The New York Times has been saying what a great relationship it has with Google as the search giant launches its alternate way to view the news, to see it as a “living story”.
The “living story” project is interesting and all that, and much fun I had looking at the timelines and wealth of content that it is serving up in its testbed with The News York Times and The Washington Post, but I’m slightly under whelmed.
Isn’t it just another way that people can spend time looking at news for free on oh yeah Google? Not sure what the New York Times gets out of it other than more of the same (traffic).
Still Janet Robinson, president and CEO of The New York Times Company and Jim Follo, Vice-President and CFO are happy. They were talking at the UBS Global Media and Communications Conference earlier this week and were sharing the love with Google.
“We have a very significant relationship with Google, and a very good relationship with them. A distinctly successful one, unlike some of our competitors’ relationships,” Follo said.

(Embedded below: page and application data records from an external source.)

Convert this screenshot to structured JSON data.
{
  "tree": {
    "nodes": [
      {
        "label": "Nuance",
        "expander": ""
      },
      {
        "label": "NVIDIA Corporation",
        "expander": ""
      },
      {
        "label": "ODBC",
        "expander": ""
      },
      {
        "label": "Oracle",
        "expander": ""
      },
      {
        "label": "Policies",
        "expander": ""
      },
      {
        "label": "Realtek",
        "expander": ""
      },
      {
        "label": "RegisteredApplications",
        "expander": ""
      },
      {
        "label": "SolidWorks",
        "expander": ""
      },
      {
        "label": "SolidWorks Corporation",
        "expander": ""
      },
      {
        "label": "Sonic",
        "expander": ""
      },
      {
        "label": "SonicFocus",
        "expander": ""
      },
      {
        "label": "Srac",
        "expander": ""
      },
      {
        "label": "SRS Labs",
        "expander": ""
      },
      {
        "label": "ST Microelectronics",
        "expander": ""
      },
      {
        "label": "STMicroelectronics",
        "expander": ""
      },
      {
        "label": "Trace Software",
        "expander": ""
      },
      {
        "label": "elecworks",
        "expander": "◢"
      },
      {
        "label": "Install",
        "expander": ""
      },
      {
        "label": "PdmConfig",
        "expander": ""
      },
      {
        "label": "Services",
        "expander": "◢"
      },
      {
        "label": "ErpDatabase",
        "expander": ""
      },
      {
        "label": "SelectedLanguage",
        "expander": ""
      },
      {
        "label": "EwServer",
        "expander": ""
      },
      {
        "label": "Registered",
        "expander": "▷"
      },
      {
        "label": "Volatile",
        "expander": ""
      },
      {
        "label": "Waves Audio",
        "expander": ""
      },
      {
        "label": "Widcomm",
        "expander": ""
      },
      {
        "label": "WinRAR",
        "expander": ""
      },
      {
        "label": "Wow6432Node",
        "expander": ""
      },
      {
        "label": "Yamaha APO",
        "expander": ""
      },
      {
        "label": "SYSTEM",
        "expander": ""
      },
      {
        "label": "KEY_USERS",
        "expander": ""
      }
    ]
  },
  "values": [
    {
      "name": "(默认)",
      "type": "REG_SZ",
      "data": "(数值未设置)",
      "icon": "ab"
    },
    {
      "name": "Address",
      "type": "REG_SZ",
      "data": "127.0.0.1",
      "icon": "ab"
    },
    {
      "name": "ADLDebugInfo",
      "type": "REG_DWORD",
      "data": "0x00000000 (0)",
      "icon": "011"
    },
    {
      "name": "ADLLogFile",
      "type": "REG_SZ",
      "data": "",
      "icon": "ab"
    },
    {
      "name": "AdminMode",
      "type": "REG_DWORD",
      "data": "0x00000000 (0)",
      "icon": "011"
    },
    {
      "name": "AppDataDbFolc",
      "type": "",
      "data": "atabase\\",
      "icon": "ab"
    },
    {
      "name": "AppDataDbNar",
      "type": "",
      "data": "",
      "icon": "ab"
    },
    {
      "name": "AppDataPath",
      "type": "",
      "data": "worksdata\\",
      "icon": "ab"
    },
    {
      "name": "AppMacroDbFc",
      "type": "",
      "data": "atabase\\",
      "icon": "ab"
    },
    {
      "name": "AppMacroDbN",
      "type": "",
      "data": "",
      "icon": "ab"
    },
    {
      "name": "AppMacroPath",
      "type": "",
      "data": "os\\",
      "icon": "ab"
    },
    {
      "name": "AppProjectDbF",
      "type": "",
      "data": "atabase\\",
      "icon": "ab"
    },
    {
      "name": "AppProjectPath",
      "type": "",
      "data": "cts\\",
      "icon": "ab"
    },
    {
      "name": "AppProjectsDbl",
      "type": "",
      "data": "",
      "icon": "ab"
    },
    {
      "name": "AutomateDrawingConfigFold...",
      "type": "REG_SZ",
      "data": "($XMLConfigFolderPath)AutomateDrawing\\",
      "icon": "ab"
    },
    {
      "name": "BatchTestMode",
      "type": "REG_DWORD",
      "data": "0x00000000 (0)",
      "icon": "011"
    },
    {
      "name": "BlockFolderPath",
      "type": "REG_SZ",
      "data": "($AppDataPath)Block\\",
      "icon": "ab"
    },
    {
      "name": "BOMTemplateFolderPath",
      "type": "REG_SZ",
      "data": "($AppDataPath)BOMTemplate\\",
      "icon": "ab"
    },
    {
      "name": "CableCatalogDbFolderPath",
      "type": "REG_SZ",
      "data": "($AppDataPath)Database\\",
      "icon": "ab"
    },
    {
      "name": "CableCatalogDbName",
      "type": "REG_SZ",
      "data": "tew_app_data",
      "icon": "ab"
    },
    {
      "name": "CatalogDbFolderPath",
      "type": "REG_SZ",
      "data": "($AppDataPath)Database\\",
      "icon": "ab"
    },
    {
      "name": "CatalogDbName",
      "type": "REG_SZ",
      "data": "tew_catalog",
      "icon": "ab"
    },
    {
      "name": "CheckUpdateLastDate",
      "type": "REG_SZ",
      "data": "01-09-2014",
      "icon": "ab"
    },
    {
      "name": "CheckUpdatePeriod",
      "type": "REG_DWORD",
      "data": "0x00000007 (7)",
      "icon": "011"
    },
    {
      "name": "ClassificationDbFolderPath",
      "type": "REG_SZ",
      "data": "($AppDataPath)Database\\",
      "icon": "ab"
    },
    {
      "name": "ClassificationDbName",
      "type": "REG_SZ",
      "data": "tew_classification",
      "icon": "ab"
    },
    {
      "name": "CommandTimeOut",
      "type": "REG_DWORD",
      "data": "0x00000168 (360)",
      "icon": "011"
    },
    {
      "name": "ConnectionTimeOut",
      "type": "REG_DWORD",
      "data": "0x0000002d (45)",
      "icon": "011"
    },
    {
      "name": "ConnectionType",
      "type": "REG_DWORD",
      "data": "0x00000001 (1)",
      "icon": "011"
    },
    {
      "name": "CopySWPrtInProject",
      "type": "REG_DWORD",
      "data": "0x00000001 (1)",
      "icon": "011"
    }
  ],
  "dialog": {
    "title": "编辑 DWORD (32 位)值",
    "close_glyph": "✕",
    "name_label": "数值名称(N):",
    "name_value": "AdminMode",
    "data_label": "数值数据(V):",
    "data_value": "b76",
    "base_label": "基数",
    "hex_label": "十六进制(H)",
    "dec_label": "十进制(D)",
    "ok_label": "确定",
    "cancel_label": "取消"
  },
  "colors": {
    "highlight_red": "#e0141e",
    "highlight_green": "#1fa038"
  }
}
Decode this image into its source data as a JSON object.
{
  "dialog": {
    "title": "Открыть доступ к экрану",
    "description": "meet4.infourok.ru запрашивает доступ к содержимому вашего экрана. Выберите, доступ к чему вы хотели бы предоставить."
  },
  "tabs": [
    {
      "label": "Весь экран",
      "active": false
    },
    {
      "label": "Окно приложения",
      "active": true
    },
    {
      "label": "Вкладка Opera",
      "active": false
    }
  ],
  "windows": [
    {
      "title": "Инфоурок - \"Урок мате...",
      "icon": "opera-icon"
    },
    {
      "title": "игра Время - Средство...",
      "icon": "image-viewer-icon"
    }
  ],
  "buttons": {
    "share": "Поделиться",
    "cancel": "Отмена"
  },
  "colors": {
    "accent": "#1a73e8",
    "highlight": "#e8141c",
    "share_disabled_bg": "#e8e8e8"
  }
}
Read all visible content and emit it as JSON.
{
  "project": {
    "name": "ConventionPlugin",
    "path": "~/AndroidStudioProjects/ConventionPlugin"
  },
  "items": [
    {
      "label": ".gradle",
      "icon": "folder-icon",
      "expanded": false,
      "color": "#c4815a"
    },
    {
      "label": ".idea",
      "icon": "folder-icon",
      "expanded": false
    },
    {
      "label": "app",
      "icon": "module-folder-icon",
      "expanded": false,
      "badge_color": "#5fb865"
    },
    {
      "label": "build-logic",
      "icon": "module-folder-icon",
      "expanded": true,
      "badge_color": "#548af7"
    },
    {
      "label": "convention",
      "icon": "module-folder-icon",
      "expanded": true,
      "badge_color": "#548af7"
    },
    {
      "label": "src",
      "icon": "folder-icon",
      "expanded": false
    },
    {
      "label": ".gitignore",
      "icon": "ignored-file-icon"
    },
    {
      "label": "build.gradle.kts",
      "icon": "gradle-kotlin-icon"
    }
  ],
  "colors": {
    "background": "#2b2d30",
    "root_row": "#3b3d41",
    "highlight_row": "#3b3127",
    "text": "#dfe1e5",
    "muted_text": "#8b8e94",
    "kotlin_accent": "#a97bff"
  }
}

I hope Rupert Murdoch was listening to that? Probably not. No doubt he was off penning another one of his desk banging Wall Street Journal leaders. Is it me or is he at any moment going to start shouting “Rosebud”? No surprise really if your own paper does give Google Eric Schimdt an Op Ed slot to “blame you”.
“With dwindling revenue and diminished resources, frustrated newspaper executives are looking for someone to blame. Much of their anger is currently directed at Google, whom many executives view as getting all the benefit from the business relationship without giving much in return. The facts, I believe, suggest otherwise,” Schimdt wrote.
While Schmidt has been taking part in a spot of reverse blame storming one Josh Cohen, Google News’ senior business project manager, has been telling people that Google News has a great relationship with News Corp (although apparently he hasn’t heard from Murdoch in, you know, like “person”).
“I certainly haven’t heard specifically from Rupert Murdoch-he’s above my pay grade,” Cohen told the New York Observer.
Cohen added that the News Corp and Google row was mostly a media concoction that “makes for a good story”. He forgot to add “free” story.
Meanwhile The New York Times has been taking its good old time getting to grips with its paid content strategy, which is a subject the NY Observer said they dodged at the UBS shindig.
Follo said that the decision wouldn’t be “dragged out very much longer”. An implicit acknowledgement that it has been “dragged out” thus far.
Robinson added that the NY Times had to achieve a “frictionless” reader experience. That sounds good although I’m sure what it means or how they will pull it off. It was going to announce a decision “within week” five weeks ago. Nothing yet. I’m guessing friction is the cause.
You have to wonder if this is this what Murdoch’s Times is going for in London? Frictionless, I mean. PaidContent revealed a few details of what kind of pay wall we can expect when the paper relaunches online next year.
It sounds like everything will be put behind it. Some observers have wondered if there’s more to Times Online’s strategy than meets the eye; perhaps only parts of the site, for particular audiences, will be chargeable… but no, it sounds more like one big wall.
News International’s strategy and product development director Dominic Young told the site that Times Online wants “to innovate…it may be a commercial necessity … we want to find more compelling ways of getting our journalism across. We’re doing so now, in preparation for what’s to come. We will differentiate our product.”
“Pay wall sounds like this prison … undoubtedly, there’s a lot of shades of grey—payment isn’t a barrier to buying things – but the price has got to be right.. you need to create contrast in the market,” Young said.